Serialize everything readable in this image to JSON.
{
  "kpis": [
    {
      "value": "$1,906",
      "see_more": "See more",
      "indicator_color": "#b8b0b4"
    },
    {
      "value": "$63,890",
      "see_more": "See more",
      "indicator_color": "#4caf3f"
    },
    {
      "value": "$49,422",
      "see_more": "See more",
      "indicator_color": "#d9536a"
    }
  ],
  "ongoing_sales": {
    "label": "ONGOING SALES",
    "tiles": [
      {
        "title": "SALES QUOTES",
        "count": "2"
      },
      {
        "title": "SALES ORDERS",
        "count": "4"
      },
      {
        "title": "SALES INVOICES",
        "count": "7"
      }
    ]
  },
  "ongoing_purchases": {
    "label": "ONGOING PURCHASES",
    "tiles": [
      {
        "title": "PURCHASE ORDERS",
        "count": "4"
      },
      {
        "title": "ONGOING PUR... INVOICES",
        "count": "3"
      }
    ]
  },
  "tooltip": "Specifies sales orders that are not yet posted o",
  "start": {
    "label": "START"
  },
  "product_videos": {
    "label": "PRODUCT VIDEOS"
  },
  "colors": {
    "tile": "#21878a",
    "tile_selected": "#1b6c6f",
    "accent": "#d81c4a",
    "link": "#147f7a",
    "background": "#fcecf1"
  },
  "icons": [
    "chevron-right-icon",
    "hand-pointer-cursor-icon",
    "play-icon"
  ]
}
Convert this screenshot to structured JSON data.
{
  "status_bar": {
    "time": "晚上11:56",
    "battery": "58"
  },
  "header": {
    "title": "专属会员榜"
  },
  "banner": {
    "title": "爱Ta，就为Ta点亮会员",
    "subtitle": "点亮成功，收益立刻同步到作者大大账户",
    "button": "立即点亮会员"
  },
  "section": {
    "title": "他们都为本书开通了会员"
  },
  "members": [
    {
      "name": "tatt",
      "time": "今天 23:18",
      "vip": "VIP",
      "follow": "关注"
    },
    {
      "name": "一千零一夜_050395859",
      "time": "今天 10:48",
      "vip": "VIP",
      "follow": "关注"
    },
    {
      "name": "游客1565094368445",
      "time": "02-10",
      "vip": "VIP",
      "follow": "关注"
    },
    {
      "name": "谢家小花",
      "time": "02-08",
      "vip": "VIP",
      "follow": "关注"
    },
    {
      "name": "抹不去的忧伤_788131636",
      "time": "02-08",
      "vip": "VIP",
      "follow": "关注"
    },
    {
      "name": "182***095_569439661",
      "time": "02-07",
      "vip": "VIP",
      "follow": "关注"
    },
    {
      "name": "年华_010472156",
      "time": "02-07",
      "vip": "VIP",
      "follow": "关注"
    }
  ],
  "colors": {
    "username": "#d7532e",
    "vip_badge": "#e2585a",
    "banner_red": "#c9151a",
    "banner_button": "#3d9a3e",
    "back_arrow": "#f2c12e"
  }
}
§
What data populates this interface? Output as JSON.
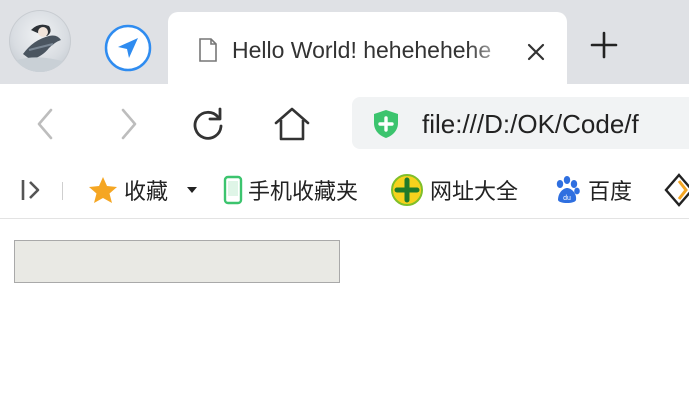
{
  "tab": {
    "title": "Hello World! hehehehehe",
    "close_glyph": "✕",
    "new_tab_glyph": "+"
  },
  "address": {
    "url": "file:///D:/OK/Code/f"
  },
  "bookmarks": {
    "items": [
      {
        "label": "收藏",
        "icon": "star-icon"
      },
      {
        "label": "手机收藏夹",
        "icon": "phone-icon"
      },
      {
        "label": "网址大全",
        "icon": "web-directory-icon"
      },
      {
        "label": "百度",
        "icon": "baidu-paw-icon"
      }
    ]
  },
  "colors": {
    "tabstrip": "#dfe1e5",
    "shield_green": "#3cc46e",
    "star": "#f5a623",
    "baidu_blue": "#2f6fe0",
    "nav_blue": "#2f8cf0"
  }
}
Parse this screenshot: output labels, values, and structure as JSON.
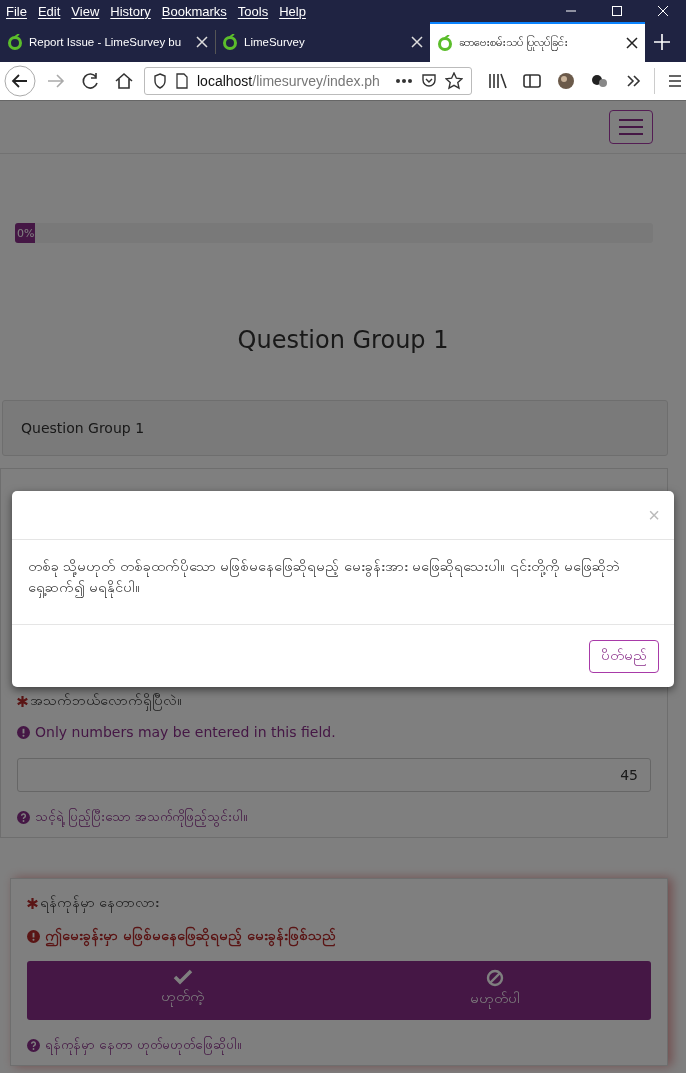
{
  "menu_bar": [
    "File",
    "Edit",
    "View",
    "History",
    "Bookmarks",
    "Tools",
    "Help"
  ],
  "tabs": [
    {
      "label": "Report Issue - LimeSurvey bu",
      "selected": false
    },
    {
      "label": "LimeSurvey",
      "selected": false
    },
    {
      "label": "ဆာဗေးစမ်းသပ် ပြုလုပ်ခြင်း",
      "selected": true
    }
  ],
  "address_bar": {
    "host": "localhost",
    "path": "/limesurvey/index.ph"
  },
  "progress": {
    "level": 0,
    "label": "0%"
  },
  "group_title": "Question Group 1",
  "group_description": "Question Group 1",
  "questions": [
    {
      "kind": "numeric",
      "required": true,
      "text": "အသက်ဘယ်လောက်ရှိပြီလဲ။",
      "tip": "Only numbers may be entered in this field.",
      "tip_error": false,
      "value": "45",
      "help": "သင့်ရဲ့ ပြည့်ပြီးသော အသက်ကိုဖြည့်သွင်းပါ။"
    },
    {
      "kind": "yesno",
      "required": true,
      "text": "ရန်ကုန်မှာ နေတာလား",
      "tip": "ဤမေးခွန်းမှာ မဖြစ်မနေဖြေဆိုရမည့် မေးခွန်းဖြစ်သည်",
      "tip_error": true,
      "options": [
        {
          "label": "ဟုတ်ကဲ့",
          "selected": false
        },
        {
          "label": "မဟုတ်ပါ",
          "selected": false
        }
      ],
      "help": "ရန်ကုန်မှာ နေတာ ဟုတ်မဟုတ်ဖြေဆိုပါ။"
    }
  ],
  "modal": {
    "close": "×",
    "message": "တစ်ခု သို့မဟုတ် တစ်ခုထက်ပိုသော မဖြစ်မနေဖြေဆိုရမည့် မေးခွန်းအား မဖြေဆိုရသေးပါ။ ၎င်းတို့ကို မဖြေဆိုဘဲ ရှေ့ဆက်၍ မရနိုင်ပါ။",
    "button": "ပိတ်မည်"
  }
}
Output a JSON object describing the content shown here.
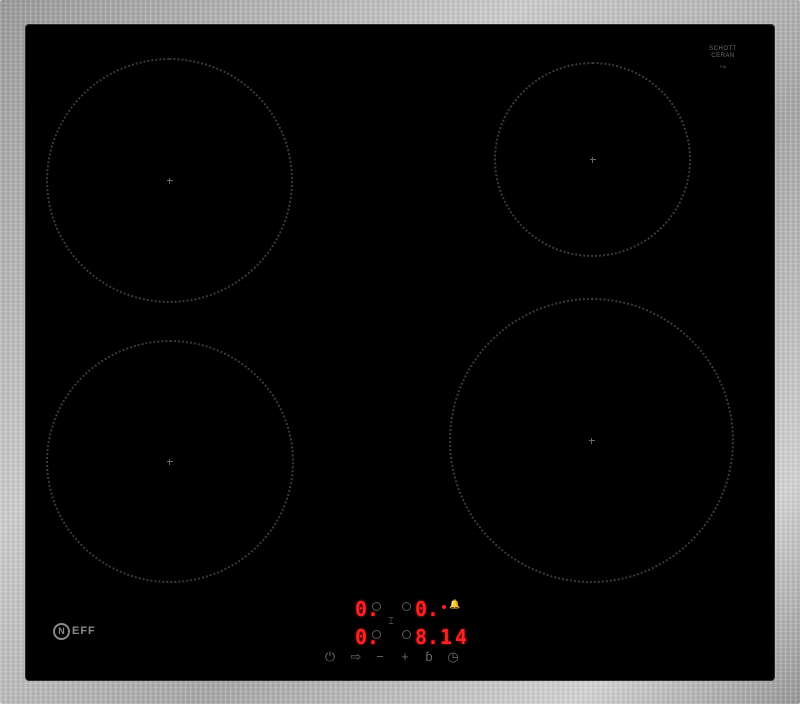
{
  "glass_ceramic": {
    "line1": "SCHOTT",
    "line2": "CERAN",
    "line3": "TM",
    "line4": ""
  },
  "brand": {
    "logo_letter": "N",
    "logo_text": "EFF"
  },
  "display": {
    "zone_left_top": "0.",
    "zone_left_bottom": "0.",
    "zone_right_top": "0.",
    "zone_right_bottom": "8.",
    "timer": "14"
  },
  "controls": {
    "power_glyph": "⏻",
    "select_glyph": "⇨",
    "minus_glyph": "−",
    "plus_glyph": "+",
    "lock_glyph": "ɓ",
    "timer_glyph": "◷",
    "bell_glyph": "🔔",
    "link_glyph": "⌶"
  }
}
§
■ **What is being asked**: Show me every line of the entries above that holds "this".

■ **Problem solution**:
Serialize everything readable in this image to JSON.
Convert this screenshot to structured JSON data.
What data populates this interface? Output as JSON.
Parse this screenshot: output labels, values, and structure as JSON.
      "tip": "Only numbers may be entered in this field.",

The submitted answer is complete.